Handles are converted to far pointers whenever you dereference a handle or cast a handle to a far pointer. The compiler performs the conversion with a library routine, which swaps the logical page into memory and returns a far pointer into the page. For example, the following operations all convert a handle to a far pointer:
int __handle *h;
struct A __handle *h2;
int far *f;
int i;
extern void func(int far *pi);

/*
 * These operations convert
 * handles to far pointers.
 */
f = h;
*h = i;
h[3] = *f;
i = *(h + 6);
h2->b = i;
func(h);
h = (int far *) h;

/*
 * This operation performs no conversion.
 */
h = f;
The compiler avoids converting a handle when it can use a previous conversion. In the following code, for example, h needs to be converted only once:
struct { int a, b; } __handle *h;
h->a = 1;
h->b = 2;
The compiler converts the code to:
struct { int a, b; } __handle *h, far *p;
p = h;
p->a = 1;
p->b = 2;
The compiler can't use the result of a previous conversion if:

Optimizing handle code

If you dereference a handle and then call a function that you know does not dereference handles, you can make sure the handle isn't converted unnecessarily by optimizing your code yourself. This code, for example, converts h twice:
int __handle *h;
*h = 1;         /* Convert h once  */
func();         /* A function call */
*h = 2;         /* Convert h twice */
This optimized code dereferences h only once:
int __handle *h, far *f;
f = h;          /* Convert h once */
*f = 1;
func();         /* A function call */
*f = 2;
Make sure you don't use more than four dereferenced handles at once. The handle implementation use a maximum of four pages. For more information, see the section "Debugging programs that use handles" later in this chapter.

Tips for Using Handle Pointers Efficiently

Although using handles gives you access to a large amount of memory, it can also make your program slower and larger. Your program may frequently swap pages in and out of memory and it will contain additional code to dereference handles. Here are some suggestions for making your program more efficient:

Porting code with handles

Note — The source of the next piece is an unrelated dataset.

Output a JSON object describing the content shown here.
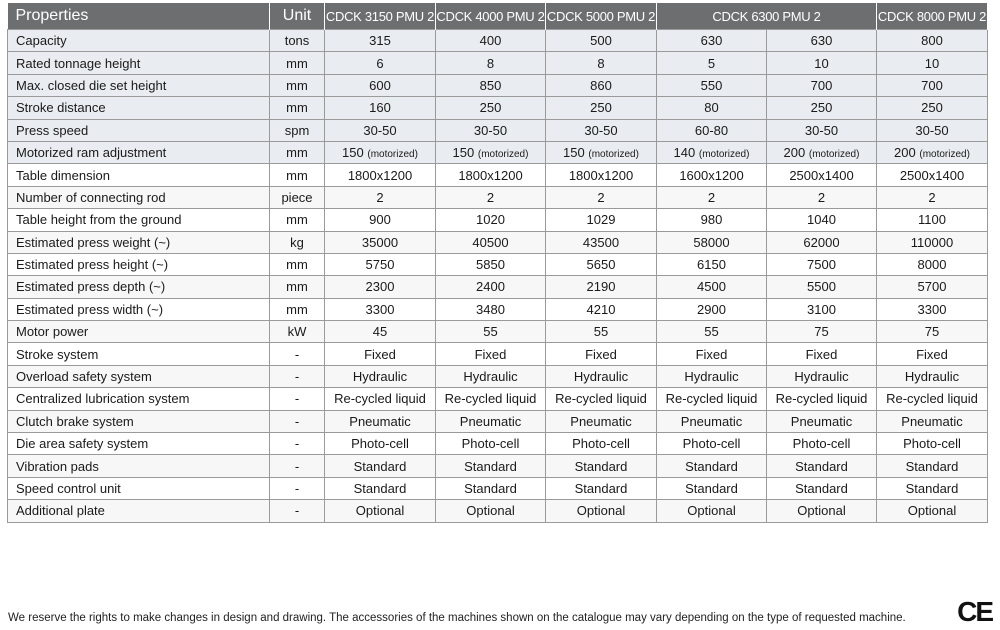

To port code that uses handles to a compiler that doesn't implement handles, define __handle to be nothing, like this:
#define __handle
All handles become regular pointers.

If you use the dynamic allocation functions in handle. h, define NO_HANDLE to be 1 before you #include handle.h, like this:

#define NO_HANDLE 1
#include <handle.h>
The functions in handle.h will call their equivalents in the standard library, such as malloc(), realloc(), and free().

Debugging programs that use handles

Here is a list of points to watch out for: Here are some techniques to deal with the problems outlined above:
Home | Runtime Library | IDDE Reference | STL | Search | Download | Forums